In short: don’t close meetings because it is possible, but only because it is required.  When meetings are closed, provide as full an explanation as possible of the reason for closing the meeting, and identify in advance how long the closed session will be.

Thursday, August 13, 2015

SOL Test Results

Hi everyone. Here is the FCNP story on the SOL test results for Falls Church City. Congratulations to all our great teachers and the hard work of students. Now let's keep improving the other, and even more important elements of our school system.…/f-c-schools-top-region-in-annual-sol-rep…/

Tuesday, August 11, 2015

Mt. Daniel Update, and Other Stuff

Tonight, Aug. 11, I attended the School Board meeting until the second closed session started (which was the final agenda item).  Here are some of the more significant points.

Mt. Daniel

Toni Jones said (the first time I have heard this) that starting construction on Mt. Daniel mid-year was a possibility.  I spoke to her on a break and she said that if the Fairfax County Planning Commission approves the Mt. Daniel construction, it is feasible (if permits are granted in time) for the demolition of half of Mt. Daniel to take place over the Winter break and for trailers to be brought in, starting construction in the middle of the year.  She said a plan has been developed and is feasible.

In other news on Mt. Daniel, FCCPS is soliciting bids for food preparation services for Mt. Daniel for the entire year, assuming that the cafeteria may be demolished as part of the construction.  Also, the HVAC work has been completed and the Mt. Daniel administrative offices will start to move back into the school in the next few days, with teachers also being allowed to move back in early.  Dr. Jones said the contractor has cleaned the building, made it “pristine,” and replaced carpet and tile where needed.

Thomas Jefferson High School

As you may know, up to three students per year may attend the Thomas Jefferson High School for Science and Technology in Fairfax County.  The contract allowing them to do so was signed by Dr. Jones on July 15.  The cost to the City is $16,074 per student for freshmen and $14,000 sophomores, juniors and seniors (the extra cost for freshmen is related to capital costs).  However, the students attending this school reduce the FCCPS student population (presumably reducing marginal costs).

Athletics Safety

A School Board member raised whether FCCPS should suggest rule chances to Virginia’s statewide rules on athletics, motivated by concern (I think) as to whether headgear should be required for girl’s lacrosse and perhaps field hockey.  The FCCPS staff will look at the question.

Information Technology and Security

At the suggestion of a School Board member, the FCCPS staff will examine the cost to do periodic third-party audits of FCCPS information technology and cybersecurity practices.

Please let me know if you have further questions or comments.


SOL Test Results Released

The Virginia Dept of Education has released the SOL test results for the 2014-2015 school year - they are available here: You can also find a summary of the high level results (thanks, John Brett) for FCCPS here:

I'll need to spend some time with the data, but here is a quick summary of the FCCPS-wide results.

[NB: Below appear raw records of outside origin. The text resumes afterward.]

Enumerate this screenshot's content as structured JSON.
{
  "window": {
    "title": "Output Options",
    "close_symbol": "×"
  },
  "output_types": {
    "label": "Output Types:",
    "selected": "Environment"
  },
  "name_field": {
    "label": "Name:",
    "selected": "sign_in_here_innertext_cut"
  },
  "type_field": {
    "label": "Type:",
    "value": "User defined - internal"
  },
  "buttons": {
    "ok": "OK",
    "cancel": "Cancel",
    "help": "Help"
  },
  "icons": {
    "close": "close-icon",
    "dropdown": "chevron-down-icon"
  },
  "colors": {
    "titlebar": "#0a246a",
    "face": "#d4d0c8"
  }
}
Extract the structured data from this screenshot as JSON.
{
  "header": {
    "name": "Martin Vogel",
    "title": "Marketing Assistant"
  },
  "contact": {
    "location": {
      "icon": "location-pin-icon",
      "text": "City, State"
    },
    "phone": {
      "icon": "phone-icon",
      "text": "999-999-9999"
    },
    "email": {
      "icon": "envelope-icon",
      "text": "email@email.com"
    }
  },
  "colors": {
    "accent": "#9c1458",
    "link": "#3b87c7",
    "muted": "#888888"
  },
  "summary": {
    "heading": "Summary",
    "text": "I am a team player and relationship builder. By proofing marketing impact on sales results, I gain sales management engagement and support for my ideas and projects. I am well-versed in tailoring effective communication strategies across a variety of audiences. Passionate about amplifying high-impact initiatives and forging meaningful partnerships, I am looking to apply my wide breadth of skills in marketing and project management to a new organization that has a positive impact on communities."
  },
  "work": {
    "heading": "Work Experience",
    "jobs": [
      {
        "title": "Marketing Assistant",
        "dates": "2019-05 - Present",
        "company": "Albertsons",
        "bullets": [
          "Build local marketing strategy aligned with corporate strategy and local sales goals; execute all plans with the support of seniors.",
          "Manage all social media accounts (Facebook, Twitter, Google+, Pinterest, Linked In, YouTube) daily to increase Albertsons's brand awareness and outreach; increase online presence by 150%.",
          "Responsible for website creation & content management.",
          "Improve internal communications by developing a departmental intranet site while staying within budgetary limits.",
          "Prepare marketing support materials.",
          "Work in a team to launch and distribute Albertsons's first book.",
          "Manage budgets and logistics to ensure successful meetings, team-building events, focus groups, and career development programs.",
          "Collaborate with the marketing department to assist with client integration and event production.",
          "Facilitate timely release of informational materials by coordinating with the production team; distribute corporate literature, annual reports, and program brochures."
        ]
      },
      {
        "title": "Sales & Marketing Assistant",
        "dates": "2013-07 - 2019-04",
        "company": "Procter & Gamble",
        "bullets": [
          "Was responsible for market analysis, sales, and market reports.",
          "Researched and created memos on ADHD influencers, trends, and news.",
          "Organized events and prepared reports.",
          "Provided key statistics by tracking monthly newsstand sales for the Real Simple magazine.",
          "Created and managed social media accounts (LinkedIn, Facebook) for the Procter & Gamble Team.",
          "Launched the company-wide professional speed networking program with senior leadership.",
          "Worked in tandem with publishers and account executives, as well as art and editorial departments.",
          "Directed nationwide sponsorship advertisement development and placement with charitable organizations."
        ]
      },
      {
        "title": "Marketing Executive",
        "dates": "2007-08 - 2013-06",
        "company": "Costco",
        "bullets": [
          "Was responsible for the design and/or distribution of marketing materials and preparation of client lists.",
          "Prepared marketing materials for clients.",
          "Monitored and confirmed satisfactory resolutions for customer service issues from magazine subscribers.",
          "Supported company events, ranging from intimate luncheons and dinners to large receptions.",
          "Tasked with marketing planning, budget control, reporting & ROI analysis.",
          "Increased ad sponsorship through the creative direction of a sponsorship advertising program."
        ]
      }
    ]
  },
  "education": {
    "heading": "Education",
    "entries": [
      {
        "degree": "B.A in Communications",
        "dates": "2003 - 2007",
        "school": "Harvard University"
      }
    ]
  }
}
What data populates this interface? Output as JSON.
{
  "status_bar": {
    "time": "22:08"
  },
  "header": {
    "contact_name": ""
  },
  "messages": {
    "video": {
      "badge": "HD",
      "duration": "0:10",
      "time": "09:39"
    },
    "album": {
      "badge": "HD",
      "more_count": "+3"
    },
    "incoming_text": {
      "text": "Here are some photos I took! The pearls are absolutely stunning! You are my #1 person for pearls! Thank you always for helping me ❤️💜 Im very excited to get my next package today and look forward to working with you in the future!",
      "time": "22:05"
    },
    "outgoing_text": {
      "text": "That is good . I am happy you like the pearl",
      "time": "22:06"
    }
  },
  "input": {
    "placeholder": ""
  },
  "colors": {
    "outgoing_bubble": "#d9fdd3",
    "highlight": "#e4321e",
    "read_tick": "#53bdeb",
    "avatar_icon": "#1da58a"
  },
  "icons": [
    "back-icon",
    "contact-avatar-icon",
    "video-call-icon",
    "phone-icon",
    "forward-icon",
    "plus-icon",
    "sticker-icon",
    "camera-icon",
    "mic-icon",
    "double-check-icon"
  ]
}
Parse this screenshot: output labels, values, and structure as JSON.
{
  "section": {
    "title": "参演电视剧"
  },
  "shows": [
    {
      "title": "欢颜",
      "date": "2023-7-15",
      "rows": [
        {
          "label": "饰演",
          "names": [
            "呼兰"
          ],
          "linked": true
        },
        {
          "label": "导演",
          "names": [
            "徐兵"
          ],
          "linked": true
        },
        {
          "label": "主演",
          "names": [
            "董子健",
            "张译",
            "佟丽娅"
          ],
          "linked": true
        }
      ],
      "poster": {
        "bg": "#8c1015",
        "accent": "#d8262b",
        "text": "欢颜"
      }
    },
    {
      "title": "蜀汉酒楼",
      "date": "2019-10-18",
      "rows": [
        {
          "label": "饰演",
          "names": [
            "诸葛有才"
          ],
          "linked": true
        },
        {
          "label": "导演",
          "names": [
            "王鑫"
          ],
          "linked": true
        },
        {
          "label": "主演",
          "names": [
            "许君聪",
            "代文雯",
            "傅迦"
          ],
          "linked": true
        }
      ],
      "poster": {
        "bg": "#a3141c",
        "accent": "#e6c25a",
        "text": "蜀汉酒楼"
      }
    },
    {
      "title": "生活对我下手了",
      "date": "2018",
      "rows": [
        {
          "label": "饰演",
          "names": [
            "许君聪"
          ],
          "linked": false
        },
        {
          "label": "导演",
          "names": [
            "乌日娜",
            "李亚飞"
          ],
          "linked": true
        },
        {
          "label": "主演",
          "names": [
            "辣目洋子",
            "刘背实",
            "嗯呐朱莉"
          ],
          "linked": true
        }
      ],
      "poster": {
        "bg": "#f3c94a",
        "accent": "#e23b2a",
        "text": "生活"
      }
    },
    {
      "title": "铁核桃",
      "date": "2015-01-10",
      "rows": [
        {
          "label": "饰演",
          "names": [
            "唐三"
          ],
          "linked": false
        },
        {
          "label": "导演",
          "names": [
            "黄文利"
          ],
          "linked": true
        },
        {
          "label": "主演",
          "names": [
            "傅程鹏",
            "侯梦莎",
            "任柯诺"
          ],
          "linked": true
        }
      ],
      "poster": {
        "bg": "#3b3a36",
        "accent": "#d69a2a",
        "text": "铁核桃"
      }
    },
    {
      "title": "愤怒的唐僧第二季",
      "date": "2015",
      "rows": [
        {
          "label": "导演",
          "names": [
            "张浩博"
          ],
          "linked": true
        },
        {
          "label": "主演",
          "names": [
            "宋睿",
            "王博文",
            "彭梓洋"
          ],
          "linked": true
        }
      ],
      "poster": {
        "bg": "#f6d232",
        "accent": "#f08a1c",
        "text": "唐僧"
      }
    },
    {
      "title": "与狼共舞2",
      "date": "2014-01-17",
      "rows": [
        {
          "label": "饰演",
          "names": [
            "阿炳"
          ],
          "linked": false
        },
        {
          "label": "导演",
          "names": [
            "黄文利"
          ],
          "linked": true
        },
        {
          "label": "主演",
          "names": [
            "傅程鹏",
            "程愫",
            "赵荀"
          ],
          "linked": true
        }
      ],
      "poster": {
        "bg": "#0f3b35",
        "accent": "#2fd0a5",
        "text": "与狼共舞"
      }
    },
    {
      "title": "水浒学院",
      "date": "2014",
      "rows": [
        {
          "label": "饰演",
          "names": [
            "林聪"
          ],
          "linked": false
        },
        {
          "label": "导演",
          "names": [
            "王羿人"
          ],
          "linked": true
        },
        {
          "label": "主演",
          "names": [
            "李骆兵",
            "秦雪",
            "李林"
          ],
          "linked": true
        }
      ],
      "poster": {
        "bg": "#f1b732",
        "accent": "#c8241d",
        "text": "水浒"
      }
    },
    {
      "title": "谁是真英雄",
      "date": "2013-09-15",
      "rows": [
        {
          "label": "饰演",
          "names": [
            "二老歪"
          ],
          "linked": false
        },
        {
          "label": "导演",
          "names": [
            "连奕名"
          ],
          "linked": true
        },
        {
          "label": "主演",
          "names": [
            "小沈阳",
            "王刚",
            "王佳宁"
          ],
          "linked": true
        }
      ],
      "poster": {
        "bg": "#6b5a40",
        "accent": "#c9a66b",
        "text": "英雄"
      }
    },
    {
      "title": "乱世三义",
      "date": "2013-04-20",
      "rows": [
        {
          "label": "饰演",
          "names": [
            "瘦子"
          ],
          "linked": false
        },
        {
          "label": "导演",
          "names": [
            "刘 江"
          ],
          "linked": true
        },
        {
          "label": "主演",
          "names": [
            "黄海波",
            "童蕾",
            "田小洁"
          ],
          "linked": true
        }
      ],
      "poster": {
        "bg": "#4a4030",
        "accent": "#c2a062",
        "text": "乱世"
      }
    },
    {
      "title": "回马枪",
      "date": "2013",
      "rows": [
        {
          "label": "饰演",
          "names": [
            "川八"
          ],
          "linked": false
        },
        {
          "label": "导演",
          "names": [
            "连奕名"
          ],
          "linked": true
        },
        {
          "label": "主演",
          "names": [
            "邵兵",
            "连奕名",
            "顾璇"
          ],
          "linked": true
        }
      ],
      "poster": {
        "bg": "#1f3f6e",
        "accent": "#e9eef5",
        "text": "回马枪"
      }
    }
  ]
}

First, passage rates for the all-students group rose in English Reading, English Writing, and History and Social Studies, stayed the same in Math, and dropped one point in Science.  All were in the 90s with both Math and Science at 90.

Economically-disadvantaged students had some significant jumps and a drop of only one point in Mathematics.

Students with disabilities had a significant jump in English Writing, from 58 to 72, and a significant drop in Science, from 69 to 59.

Friday, August 7, 2015

Mark your Calendars

The next Community Issues Forum where candidate for the CIty Council and School Board will be invited to speak has been set for October 8. I hope to see you there!

Community Issues Forum

The video from the candidates for City Council and School Board has been posted. Thank you Falls Church Community Television. I hope you find it useful.

Letter to the Editor

A few thoughts on public participation in the GM/MEH RFP.…/letters-to-the-editor-city-should-involv…/

FCCTV Campaign Videos

Hey everyone. I see that FCCTV has posted the "campaign videos" for Erin Gill, Letty Hardi, and me. Here are the links: